#### [What you have to do]
From top to bottom, return the listing exactly as it appears, omitting its images.

________________________

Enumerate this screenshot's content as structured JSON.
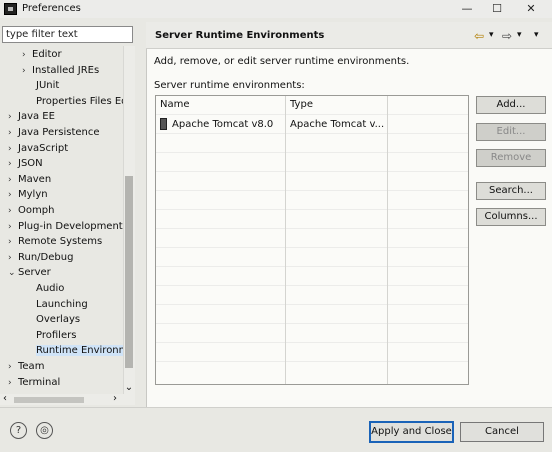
{
  "window": {
    "title": "Preferences",
    "minimize_glyph": "—",
    "maximize_glyph": "☐",
    "close_glyph": "✕"
  },
  "filter": {
    "placeholder": "type filter text"
  },
  "tree": [
    {
      "label": "Editor",
      "chevron": "›"
    },
    {
      "label": "Installed JREs",
      "chevron": "›"
    },
    {
      "label": "JUnit",
      "chevron": ""
    },
    {
      "label": "Properties Files Ed",
      "chevron": ""
    },
    {
      "label": "Java EE",
      "chevron": "›"
    },
    {
      "label": "Java Persistence",
      "chevron": "›"
    },
    {
      "label": "JavaScript",
      "chevron": "›"
    },
    {
      "label": "JSON",
      "chevron": "›"
    },
    {
      "label": "Maven",
      "chevron": "›"
    },
    {
      "label": "Mylyn",
      "chevron": "›"
    },
    {
      "label": "Oomph",
      "chevron": "›"
    },
    {
      "label": "Plug-in Development",
      "chevron": "›"
    },
    {
      "label": "Remote Systems",
      "chevron": "›"
    },
    {
      "label": "Run/Debug",
      "chevron": "›"
    },
    {
      "label": "Server",
      "chevron": "⌄"
    },
    {
      "label": "Audio",
      "chevron": ""
    },
    {
      "label": "Launching",
      "chevron": ""
    },
    {
      "label": "Overlays",
      "chevron": ""
    },
    {
      "label": "Profilers",
      "chevron": ""
    },
    {
      "label": "Runtime Environm",
      "chevron": ""
    },
    {
      "label": "Team",
      "chevron": "›"
    },
    {
      "label": "Terminal",
      "chevron": "›"
    }
  ],
  "page": {
    "title": "Server Runtime Environments",
    "description": "Add, remove, or edit server runtime environments.",
    "list_label": "Server runtime environments:",
    "nav_back": "⇦",
    "nav_forward": "⇨",
    "dropdown_glyph": "▾"
  },
  "table": {
    "columns": [
      "Name",
      "Type"
    ],
    "rows": [
      {
        "name": "Apache Tomcat v8.0",
        "type": "Apache Tomcat v..."
      }
    ]
  },
  "buttons": {
    "add": "Add...",
    "edit": "Edit...",
    "remove": "Remove",
    "search": "Search...",
    "columns": "Columns...",
    "apply_close": "Apply and Close",
    "cancel": "Cancel",
    "help_glyph": "?",
    "import_glyph": "◎"
  },
  "scroll": {
    "left_glyph": "‹",
    "right_glyph": "›",
    "down_glyph": "⌄"
  },
  "colors": {
    "selection": "#cfe3f7",
    "focus": "#1a63b8"
  }
}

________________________

#### [Answer]
Enumerate this screenshot's content as structured JSON.
{
  "window": {
    "title": "Preferences",
    "minimize_glyph": "—",
    "maximize_glyph": "☐",
    "close_glyph": "✕"
  },
  "filter": {
    "placeholder": "type filter text"
  },
  "tree": [
    {
      "label": "Editor",
      "chevron": "›"
    },
    {
      "label": "Installed JREs",
      "chevron": "›"
    },
    {
      "label": "JUnit",
      "chevron": ""
    },
    {
      "label": "Properties Files Ed",
      "chevron": ""
    },
    {
      "label": "Java EE",
      "chevron": "›"
    },
    {
      "label": "Java Persistence",
      "chevron": "›"
    },
    {
      "label": "JavaScript",
      "chevron": "›"
    },
    {
      "label": "JSON",
      "chevron": "›"
    },
    {
      "label": "Maven",
      "chevron": "›"
    },
    {
      "label": "Mylyn",
      "chevron": "›"
    },
    {
      "label": "Oomph",
      "chevron": "›"
    },
    {
      "label": "Plug-in Development",
      "chevron": "›"
    },
    {
      "label": "Remote Systems",
      "chevron": "›"
    },
    {
      "label": "Run/Debug",
      "chevron": "›"
    },
    {
      "label": "Server",
      "chevron": "⌄"
    },
    {
      "label": "Audio",
      "chevron": ""
    },
    {
      "label": "Launching",
      "chevron": ""
    },
    {
      "label": "Overlays",
      "chevron": ""
    },
    {
      "label": "Profilers",
      "chevron": ""
    },
    {
      "label": "Runtime Environm",
      "chevron": ""
    },
    {
      "label": "Team",
      "chevron": "›"
    },
    {
      "label": "Terminal",
      "chevron": "›"
    }
  ],
  "page": {
    "title": "Server Runtime Environments",
    "description": "Add, remove, or edit server runtime environments.",
    "list_label": "Server runtime environments:",
    "nav_back": "⇦",
    "nav_forward": "⇨",
    "dropdown_glyph": "▾"
  },
  "table": {
    "columns": [
      "Name",
      "Type"
    ],
    "rows": [
      {
        "name": "Apache Tomcat v8.0",
        "type": "Apache Tomcat v..."
      }
    ]
  },
  "buttons": {
    "add": "Add...",
    "edit": "Edit...",
    "remove": "Remove",
    "search": "Search...",
    "columns": "Columns...",
    "apply_close": "Apply and Close",
    "cancel": "Cancel",
    "help_glyph": "?",
    "import_glyph": "◎"
  },
  "scroll": {
    "left_glyph": "‹",
    "right_glyph": "›",
    "down_glyph": "⌄"
  },
  "colors": {
    "selection": "#cfe3f7",
    "focus": "#1a63b8"
  }
}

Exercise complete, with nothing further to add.